AIM OF THE EXERCISE |
Report every line of the data that includes "Settings".

SUPPLIED DATA |
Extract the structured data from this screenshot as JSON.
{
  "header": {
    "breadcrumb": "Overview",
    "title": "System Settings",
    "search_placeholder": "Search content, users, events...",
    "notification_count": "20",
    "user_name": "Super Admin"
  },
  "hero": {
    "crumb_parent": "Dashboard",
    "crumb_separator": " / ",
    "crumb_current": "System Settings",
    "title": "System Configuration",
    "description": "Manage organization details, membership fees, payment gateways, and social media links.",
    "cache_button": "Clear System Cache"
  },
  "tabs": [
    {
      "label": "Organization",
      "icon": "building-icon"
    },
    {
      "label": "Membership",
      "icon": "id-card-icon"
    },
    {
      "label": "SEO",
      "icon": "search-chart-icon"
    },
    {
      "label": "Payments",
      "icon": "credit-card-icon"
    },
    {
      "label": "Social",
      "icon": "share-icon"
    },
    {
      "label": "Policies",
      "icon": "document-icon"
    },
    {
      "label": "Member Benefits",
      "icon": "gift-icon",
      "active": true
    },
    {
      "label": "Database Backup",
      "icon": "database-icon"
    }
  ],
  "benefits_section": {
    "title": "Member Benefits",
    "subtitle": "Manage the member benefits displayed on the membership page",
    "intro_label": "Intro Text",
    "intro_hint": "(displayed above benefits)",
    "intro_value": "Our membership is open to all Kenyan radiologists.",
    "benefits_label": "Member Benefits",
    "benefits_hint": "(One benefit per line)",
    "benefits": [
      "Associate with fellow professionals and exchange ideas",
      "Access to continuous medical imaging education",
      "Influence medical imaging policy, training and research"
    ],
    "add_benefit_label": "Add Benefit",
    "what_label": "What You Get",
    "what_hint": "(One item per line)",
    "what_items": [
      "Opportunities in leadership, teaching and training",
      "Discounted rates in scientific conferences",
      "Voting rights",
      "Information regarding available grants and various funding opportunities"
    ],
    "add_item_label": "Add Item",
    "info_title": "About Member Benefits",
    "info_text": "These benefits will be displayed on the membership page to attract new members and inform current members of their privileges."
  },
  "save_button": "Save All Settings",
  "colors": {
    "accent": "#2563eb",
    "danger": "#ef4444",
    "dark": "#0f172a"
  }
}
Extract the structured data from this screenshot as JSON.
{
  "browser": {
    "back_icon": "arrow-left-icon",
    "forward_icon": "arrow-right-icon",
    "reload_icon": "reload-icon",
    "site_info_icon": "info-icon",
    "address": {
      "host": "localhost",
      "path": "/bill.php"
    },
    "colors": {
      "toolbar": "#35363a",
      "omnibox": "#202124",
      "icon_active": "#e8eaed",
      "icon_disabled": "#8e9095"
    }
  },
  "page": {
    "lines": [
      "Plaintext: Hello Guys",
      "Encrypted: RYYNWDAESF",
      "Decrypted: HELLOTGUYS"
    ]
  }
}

YOUR RESPONSE |
    "title": "System Settings",
    "crumb_current": "System Settings",
  "save_button": "Save All Settings",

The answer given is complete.